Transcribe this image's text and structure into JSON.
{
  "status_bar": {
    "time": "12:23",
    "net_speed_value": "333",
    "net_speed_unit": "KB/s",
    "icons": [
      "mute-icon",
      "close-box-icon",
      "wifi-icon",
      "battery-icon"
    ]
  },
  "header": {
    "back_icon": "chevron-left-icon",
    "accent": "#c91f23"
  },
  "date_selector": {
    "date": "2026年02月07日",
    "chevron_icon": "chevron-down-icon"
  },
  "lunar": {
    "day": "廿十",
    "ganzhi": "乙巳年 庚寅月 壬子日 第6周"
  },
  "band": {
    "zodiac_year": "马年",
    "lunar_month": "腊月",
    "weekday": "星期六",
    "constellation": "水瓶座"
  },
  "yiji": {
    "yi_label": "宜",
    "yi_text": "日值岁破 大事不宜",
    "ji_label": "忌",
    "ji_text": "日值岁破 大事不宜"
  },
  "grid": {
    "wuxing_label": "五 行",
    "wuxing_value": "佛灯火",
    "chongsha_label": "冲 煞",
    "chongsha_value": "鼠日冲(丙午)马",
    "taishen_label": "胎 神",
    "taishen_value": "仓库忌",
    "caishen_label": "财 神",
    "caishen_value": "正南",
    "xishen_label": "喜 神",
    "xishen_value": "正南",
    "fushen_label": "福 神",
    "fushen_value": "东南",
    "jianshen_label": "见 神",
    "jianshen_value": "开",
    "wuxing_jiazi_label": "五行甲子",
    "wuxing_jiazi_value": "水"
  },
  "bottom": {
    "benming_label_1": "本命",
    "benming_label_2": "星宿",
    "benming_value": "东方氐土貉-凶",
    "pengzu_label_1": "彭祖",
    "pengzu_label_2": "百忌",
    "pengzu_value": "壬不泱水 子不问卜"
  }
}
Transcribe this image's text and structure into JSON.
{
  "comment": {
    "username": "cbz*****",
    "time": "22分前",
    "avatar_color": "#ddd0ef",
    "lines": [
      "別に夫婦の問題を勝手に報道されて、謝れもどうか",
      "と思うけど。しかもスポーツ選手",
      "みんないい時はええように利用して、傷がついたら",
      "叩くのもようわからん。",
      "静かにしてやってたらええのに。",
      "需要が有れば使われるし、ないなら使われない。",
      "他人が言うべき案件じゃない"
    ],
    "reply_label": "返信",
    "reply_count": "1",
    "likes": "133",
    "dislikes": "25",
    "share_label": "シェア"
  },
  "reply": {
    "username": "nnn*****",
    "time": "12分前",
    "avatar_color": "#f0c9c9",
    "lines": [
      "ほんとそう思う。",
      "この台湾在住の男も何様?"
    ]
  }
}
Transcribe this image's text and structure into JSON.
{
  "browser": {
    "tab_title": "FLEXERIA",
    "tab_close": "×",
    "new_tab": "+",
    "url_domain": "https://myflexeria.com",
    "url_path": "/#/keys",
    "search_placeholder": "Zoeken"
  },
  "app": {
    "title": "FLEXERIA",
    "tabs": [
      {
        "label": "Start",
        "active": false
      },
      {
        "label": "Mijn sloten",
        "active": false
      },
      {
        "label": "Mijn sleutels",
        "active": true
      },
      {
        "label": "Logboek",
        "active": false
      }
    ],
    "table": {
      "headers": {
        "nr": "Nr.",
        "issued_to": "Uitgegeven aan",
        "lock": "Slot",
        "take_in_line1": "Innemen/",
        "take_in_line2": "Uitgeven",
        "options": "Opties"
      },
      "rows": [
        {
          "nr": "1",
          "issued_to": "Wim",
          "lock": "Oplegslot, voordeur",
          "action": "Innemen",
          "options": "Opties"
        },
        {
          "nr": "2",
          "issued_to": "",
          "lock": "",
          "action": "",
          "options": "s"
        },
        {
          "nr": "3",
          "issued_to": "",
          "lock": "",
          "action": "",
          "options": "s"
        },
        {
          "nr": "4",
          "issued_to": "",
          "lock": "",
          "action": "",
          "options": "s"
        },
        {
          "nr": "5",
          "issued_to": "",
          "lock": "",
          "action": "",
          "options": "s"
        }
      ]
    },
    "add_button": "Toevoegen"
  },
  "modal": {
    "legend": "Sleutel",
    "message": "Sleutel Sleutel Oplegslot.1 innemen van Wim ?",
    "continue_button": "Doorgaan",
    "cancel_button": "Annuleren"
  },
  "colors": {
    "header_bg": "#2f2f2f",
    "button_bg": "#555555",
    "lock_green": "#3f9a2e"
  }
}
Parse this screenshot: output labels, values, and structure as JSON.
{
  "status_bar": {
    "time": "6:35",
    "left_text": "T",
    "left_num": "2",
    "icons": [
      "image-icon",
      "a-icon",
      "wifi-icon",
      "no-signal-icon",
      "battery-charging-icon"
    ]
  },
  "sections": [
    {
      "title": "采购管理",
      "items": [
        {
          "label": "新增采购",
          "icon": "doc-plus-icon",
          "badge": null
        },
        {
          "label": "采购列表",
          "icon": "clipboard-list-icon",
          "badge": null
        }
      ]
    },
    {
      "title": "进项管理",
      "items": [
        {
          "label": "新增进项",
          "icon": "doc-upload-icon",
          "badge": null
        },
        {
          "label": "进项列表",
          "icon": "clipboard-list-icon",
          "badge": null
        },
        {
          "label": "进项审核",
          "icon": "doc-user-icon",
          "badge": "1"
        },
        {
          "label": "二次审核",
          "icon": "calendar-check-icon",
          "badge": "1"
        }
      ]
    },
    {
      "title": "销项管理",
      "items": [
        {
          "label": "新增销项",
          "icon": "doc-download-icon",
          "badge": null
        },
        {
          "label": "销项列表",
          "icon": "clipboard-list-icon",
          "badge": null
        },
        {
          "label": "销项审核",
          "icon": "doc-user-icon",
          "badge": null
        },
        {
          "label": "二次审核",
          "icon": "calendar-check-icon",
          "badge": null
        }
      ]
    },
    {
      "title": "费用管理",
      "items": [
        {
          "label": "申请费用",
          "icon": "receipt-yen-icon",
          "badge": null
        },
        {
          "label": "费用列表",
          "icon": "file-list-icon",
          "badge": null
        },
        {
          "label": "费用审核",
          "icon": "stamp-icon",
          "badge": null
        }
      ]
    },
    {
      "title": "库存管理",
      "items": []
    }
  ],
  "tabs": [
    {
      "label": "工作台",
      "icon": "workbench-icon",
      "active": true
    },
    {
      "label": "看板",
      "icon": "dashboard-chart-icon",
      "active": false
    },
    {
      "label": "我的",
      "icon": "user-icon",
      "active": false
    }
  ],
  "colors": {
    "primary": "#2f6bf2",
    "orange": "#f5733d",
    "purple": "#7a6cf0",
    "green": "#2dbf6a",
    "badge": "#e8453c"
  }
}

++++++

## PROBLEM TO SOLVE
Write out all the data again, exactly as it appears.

## RESPONSE FOR THIS EXERCISE
Transcribe this image's text and structure into JSON.
{
  "status_bar": {
    "time": "12:23",
    "net_speed_value": "333",
    "net_speed_unit": "KB/s",
    "icons": [
      "mute-icon",
      "close-box-icon",
      "wifi-icon",
      "battery-icon"
    ]
  },
  "header": {
    "back_icon": "chevron-left-icon",
    "accent": "#c91f23"
  },
  "date_selector": {
    "date": "2026年02月07日",
    "chevron_icon": "chevron-down-icon"
  },
  "lunar": {
    "day": "廿十",
    "ganzhi": "乙巳年 庚寅月 壬子日 第6周"
  },
  "band": {
    "zodiac_year": "马年",
    "lunar_month": "腊月",
    "weekday": "星期六",
    "constellation": "水瓶座"
  },
  "yiji": {
    "yi_label": "宜",
    "yi_text": "日值岁破 大事不宜",
    "ji_label": "忌",
    "ji_text": "日值岁破 大事不宜"
  },
  "grid": {
    "wuxing_label": "五 行",
    "wuxing_value": "佛灯火",
    "chongsha_label": "冲 煞",
    "chongsha_value": "鼠日冲(丙午)马",
    "taishen_label": "胎 神",
    "taishen_value": "仓库忌",
    "caishen_label": "财 神",
    "caishen_value": "正南",
    "xishen_label": "喜 神",
    "xishen_value": "正南",
    "fushen_label": "福 神",
    "fushen_value": "东南",
    "jianshen_label": "见 神",
    "jianshen_value": "开",
    "wuxing_jiazi_label": "五行甲子",
    "wuxing_jiazi_value": "水"
  },
  "bottom": {
    "benming_label_1": "本命",
    "benming_label_2": "星宿",
    "benming_value": "东方氐土貉-凶",
    "pengzu_label_1": "彭祖",
    "pengzu_label_2": "百忌",
    "pengzu_value": "壬不泱水 子不问卜"
  }
}
Transcribe this image's text and structure into JSON.
{
  "comment": {
    "username": "cbz*****",
    "time": "22分前",
    "avatar_color": "#ddd0ef",
    "lines": [
      "別に夫婦の問題を勝手に報道されて、謝れもどうか",
      "と思うけど。しかもスポーツ選手",
      "みんないい時はええように利用して、傷がついたら",
      "叩くのもようわからん。",
      "静かにしてやってたらええのに。",
      "需要が有れば使われるし、ないなら使われない。",
      "他人が言うべき案件じゃない"
    ],
    "reply_label": "返信",
    "reply_count": "1",
    "likes": "133",
    "dislikes": "25",
    "share_label": "シェア"
  },
  "reply": {
    "username": "nnn*****",
    "time": "12分前",
    "avatar_color": "#f0c9c9",
    "lines": [
      "ほんとそう思う。",
      "この台湾在住の男も何様?"
    ]
  }
}
Transcribe this image's text and structure into JSON.
{
  "browser": {
    "tab_title": "FLEXERIA",
    "tab_close": "×",
    "new_tab": "+",
    "url_domain": "https://myflexeria.com",
    "url_path": "/#/keys",
    "search_placeholder": "Zoeken"
  },
  "app": {
    "title": "FLEXERIA",
    "tabs": [
      {
        "label": "Start",
        "active": false
      },
      {
        "label": "Mijn sloten",
        "active": false
      },
      {
        "label": "Mijn sleutels",
        "active": true
      },
      {
        "label": "Logboek",
        "active": false
      }
    ],
    "table": {
      "headers": {
        "nr": "Nr.",
        "issued_to": "Uitgegeven aan",
        "lock": "Slot",
        "take_in_line1": "Innemen/",
        "take_in_line2": "Uitgeven",
        "options": "Opties"
      },
      "rows": [
        {
          "nr": "1",
          "issued_to": "Wim",
          "lock": "Oplegslot, voordeur",
          "action": "Innemen",
          "options": "Opties"
        },
        {
          "nr": "2",
          "issued_to": "",
          "lock": "",
          "action": "",
          "options": "s"
        },
        {
          "nr": "3",
          "issued_to": "",
          "lock": "",
          "action": "",
          "options": "s"
        },
        {
          "nr": "4",
          "issued_to": "",
          "lock": "",
          "action": "",
          "options": "s"
        },
        {
          "nr": "5",
          "issued_to": "",
          "lock": "",
          "action": "",
          "options": "s"
        }
      ]
    },
    "add_button": "Toevoegen"
  },
  "modal": {
    "legend": "Sleutel",
    "message": "Sleutel Sleutel Oplegslot.1 innemen van Wim ?",
    "continue_button": "Doorgaan",
    "cancel_button": "Annuleren"
  },
  "colors": {
    "header_bg": "#2f2f2f",
    "button_bg": "#555555",
    "lock_green": "#3f9a2e"
  }
}
Parse this screenshot: output labels, values, and structure as JSON.
{
  "status_bar": {
    "time": "6:35",
    "left_text": "T",
    "left_num": "2",
    "icons": [
      "image-icon",
      "a-icon",
      "wifi-icon",
      "no-signal-icon",
      "battery-charging-icon"
    ]
  },
  "sections": [
    {
      "title": "采购管理",
      "items": [
        {
          "label": "新增采购",
          "icon": "doc-plus-icon",
          "badge": null
        },
        {
          "label": "采购列表",
          "icon": "clipboard-list-icon",
          "badge": null
        }
      ]
    },
    {
      "title": "进项管理",
      "items": [
        {
          "label": "新增进项",
          "icon": "doc-upload-icon",
          "badge": null
        },
        {
          "label": "进项列表",
          "icon": "clipboard-list-icon",
          "badge": null
        },
        {
          "label": "进项审核",
          "icon": "doc-user-icon",
          "badge": "1"
        },
        {
          "label": "二次审核",
          "icon": "calendar-check-icon",
          "badge": "1"
        }
      ]
    },
    {
      "title": "销项管理",
      "items": [
        {
          "label": "新增销项",
          "icon": "doc-download-icon",
          "badge": null
        },
        {
          "label": "销项列表",
          "icon": "clipboard-list-icon",
          "badge": null
        },
        {
          "label": "销项审核",
          "icon": "doc-user-icon",
          "badge": null
        },
        {
          "label": "二次审核",
          "icon": "calendar-check-icon",
          "badge": null
        }
      ]
    },
    {
      "title": "费用管理",
      "items": [
        {
          "label": "申请费用",
          "icon": "receipt-yen-icon",
          "badge": null
        },
        {
          "label": "费用列表",
          "icon": "file-list-icon",
          "badge": null
        },
        {
          "label": "费用审核",
          "icon": "stamp-icon",
          "badge": null
        }
      ]
    },
    {
      "title": "库存管理",
      "items": []
    }
  ],
  "tabs": [
    {
      "label": "工作台",
      "icon": "workbench-icon",
      "active": true
    },
    {
      "label": "看板",
      "icon": "dashboard-chart-icon",
      "active": false
    },
    {
      "label": "我的",
      "icon": "user-icon",
      "active": false
    }
  ],
  "colors": {
    "primary": "#2f6bf2",
    "orange": "#f5733d",
    "purple": "#7a6cf0",
    "green": "#2dbf6a",
    "badge": "#e8453c"
  }
}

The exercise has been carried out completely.